Top of MATERIAL TO PROCESS

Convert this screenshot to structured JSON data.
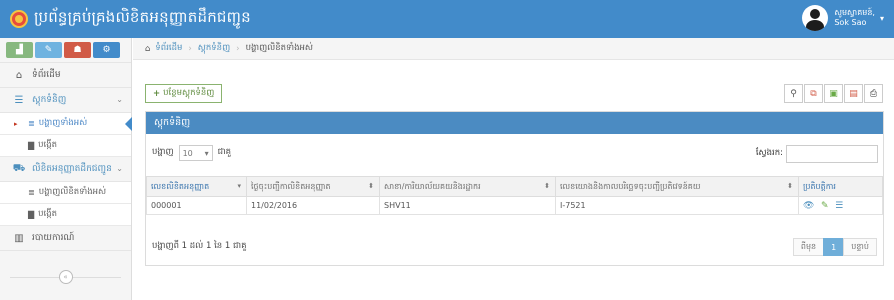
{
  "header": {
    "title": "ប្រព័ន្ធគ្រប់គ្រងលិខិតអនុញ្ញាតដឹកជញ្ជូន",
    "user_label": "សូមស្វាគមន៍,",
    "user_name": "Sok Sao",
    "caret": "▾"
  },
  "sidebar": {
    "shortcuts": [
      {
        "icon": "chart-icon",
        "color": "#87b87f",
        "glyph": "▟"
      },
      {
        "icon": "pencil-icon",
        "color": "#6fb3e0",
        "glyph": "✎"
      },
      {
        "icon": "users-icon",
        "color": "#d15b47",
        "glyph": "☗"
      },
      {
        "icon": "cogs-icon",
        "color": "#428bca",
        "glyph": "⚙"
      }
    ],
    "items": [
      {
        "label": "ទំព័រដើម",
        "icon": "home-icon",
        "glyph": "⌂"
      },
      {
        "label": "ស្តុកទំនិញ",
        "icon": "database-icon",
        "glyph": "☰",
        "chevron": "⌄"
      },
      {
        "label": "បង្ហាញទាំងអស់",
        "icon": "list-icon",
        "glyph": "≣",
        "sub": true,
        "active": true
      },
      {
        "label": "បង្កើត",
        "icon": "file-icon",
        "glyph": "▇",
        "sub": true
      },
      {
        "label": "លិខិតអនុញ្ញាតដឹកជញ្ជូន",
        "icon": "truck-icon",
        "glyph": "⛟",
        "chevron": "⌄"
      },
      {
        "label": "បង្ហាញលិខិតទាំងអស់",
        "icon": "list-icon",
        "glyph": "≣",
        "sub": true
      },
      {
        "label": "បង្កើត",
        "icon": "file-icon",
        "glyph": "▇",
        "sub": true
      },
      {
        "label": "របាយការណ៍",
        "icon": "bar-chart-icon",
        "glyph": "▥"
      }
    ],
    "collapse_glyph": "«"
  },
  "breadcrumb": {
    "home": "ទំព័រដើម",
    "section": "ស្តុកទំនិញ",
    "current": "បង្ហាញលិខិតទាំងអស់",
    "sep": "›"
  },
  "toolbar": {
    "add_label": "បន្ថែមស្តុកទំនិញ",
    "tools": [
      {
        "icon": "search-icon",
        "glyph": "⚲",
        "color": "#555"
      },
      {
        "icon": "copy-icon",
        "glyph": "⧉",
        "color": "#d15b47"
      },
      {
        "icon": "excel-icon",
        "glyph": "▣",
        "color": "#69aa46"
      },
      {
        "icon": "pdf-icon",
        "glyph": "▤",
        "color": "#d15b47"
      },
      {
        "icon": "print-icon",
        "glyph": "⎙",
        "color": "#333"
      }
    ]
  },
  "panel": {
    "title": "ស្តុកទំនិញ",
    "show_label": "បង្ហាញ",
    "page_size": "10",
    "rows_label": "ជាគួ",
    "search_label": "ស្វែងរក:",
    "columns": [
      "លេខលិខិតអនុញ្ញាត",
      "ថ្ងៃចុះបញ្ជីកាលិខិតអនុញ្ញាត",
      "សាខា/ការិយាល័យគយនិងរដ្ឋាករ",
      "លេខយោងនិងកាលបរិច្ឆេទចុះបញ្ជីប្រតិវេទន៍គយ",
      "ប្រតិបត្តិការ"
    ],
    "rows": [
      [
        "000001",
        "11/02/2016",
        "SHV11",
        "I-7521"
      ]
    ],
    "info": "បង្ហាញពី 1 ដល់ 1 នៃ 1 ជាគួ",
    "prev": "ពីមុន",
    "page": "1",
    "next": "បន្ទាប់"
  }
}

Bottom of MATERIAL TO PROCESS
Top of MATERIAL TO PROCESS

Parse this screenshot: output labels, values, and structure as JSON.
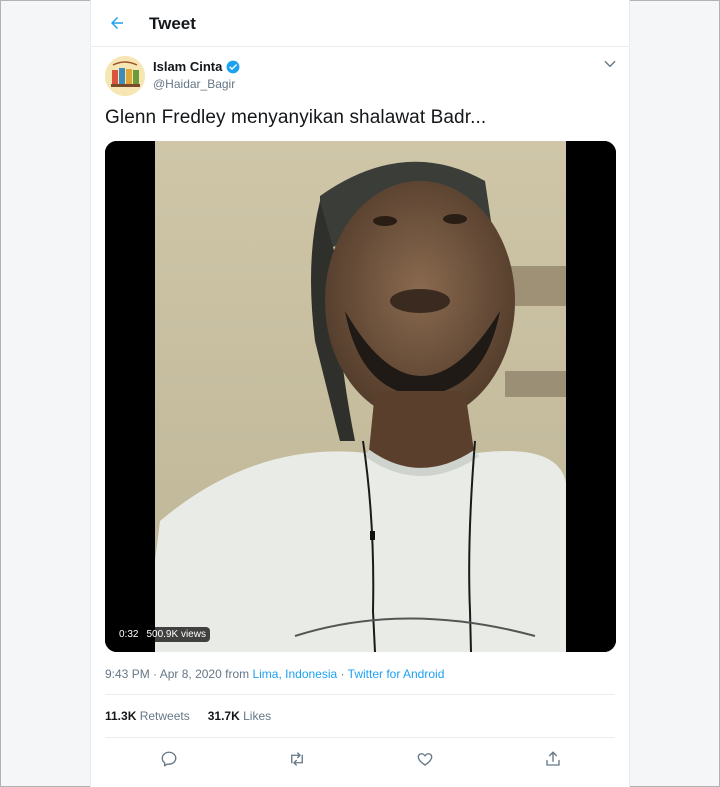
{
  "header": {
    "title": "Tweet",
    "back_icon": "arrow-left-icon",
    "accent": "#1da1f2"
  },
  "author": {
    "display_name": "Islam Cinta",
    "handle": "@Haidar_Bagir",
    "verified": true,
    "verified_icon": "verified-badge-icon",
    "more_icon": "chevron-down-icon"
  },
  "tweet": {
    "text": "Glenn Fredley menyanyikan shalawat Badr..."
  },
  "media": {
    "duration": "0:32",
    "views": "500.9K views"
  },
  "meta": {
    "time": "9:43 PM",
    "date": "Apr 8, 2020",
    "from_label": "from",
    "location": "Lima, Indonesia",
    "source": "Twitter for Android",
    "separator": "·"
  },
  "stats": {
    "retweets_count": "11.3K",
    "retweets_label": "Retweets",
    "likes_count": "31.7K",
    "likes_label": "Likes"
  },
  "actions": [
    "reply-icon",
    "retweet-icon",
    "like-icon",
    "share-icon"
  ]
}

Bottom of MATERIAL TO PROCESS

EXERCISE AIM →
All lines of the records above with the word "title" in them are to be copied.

EXPECTED ANSWER →
    "title": "ប្រព័ន្ធគ្រប់គ្រងលិខិតអនុញ្ញាតដឹកជញ្ជូន",
    "title": "ស្តុកទំនិញ",
    "title": "Tweet",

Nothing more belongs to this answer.